I hope these strategies will be helpful to any of you readers and book-lovers out there who also aspire to write a book:

Strategy #1 – Start by Starting
Thinking about a book does not have the same benefits as writing one. You will love the feeling of accomplishment you get from writing even just one page or chapter. Forget about making an elaborate outline of your story, and just put pen to paper (or fingers to keyboard). As Stephen King suggested in his book ‘On Writing’, put your characters in a situation and see what they do. Discover what happens as you write it. It will come together. But first you have to take that first step. Just do it!

Strategy #2 – Ask a Friend
Three years into my writing process, I was over halfway finished, and then lost my laptop (and a year’s worth of writing) in an airport. I know, I know, I should have backed up my work. But I didn’t, and then I felt so frustrated and beleaguered, I wrote nothing at all for 6 months. When I told my friend Nicole my sorry tale, she offered to help by becoming my first reader and editor, and my writing accountability partner. She suggested I email her one page a day for the next 2 months. She read each page I sent, and gave encouragement and some editorial comments. Her main mission was just to help me move forward, and it worked! Three months later I had my first draft completed.

Strategy #3 – No Editing or Marketing While You Write!
Editing is easier for me than writing, and I at first became obsessed with working and reworking everything I had written. That, combined with a lack of a disciplined daily writing practice (more on that below) was why I only wrote 30 pages my whole first year. Another creativity-crushing approach was trying to figure out my sales and marketing plan while I was writing the book. ‘Who is going to be interested in my story?’ I worried. ‘How am I going to get it out to the potential readers? How much is too much to share?’ Of course, this line of thought made me feel terribly insecure and shut down my creative process, paralyzing my writing. You will have plenty of time to edit and to create a marketing plan when you have finished writing your first draft. Trying to do those things too early will only ensure that you never have a finished product to edit and sell.

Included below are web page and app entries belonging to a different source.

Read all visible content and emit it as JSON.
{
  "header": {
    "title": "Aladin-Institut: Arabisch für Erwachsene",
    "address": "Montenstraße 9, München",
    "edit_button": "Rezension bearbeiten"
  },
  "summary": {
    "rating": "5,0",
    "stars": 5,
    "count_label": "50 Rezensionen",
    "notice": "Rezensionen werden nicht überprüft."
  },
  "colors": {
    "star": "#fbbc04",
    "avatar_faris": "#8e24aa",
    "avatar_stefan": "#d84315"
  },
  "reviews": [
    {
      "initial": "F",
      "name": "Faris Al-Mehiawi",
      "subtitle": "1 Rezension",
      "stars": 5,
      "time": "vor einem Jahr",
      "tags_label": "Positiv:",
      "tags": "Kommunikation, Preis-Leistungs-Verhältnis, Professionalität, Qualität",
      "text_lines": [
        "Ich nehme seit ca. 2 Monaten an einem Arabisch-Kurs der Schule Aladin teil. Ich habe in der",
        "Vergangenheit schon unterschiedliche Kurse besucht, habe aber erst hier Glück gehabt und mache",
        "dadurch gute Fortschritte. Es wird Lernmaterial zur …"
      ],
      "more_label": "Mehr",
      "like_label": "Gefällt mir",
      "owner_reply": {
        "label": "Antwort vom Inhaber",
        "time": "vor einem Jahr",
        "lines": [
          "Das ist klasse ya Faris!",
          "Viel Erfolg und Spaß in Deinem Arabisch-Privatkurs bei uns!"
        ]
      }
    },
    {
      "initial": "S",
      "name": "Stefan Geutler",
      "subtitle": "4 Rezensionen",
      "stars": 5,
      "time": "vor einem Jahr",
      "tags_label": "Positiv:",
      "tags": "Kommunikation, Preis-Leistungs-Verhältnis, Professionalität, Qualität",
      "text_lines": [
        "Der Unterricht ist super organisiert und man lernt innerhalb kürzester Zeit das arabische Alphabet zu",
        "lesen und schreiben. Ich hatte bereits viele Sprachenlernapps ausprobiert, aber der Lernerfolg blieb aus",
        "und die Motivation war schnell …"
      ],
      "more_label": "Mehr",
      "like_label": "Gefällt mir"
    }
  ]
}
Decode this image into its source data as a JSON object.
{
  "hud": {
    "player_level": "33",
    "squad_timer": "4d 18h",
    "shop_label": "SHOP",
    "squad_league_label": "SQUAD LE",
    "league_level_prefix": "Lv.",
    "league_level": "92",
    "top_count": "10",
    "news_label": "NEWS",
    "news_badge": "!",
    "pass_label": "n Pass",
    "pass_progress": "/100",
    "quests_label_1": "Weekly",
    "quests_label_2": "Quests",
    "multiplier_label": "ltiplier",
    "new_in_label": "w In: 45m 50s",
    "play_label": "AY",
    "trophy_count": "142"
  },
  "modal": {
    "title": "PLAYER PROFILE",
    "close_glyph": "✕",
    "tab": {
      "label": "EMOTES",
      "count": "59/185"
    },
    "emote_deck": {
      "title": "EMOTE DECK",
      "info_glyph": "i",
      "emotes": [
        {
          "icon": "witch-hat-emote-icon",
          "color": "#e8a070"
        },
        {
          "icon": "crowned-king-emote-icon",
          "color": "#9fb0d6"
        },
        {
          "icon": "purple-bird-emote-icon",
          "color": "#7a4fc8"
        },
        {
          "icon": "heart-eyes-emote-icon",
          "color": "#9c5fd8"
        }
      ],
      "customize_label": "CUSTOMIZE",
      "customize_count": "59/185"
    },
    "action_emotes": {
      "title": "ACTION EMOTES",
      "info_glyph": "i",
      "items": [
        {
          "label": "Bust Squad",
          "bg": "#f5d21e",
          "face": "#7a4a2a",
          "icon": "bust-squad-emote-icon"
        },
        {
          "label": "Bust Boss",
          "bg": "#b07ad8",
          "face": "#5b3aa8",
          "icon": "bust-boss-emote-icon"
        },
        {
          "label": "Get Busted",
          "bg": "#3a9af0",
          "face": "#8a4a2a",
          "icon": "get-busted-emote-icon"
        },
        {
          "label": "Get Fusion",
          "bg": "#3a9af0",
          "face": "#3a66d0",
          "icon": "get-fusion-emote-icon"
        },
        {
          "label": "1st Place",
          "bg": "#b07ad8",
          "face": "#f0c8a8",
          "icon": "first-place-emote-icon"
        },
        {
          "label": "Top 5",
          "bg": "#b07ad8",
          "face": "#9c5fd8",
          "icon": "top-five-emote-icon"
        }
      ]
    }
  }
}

Strategy #4 – Daily Practice
If you always wait for inspiration to strike, or for the perfect quiet moment to do your writing, you are unlikely to finish your book. Instead, set aside time every day – even if it is only 20 minutes some days – to write. If for any reason you are unable to start working on your book, then write in a journal or write a blog. I have established a daily writing practice, which helps both with my creative writing (I’m currently writing a novel) and with writing for my work (I write blogs for Relevée, a social purpose jewelry company related to my work fighting slavery). I find that my business writing, journal writing and creative writing inform and inspire each other, and when I start writing for one purpose, I often get into the groove, and end up doing more writing of a different kind.

Strategy #5 – Chardonnay!
This strategy might not be right for everyone, and if you’re in recovery, you could substitute a steaming hot cup of green tea or chai. But whatever feels like a treat to help you relax, and most importantly to define for yourself and everyone else that this is your time, set aside for your creativity, go for it. Pour a glass of wine (or tea), tell your kids that ‘it is mom or dad’s quiet time and you are welcome to join me by doing your own creative activity, but please don’t bother me for the next 30 minutes’ and get writing!

Sarah Symons is the author of This is No Ordinary Joy, available for the Book Festival, Sept. 27, through The BookMark of Neptune Beach, and at Learn more about her work and vision at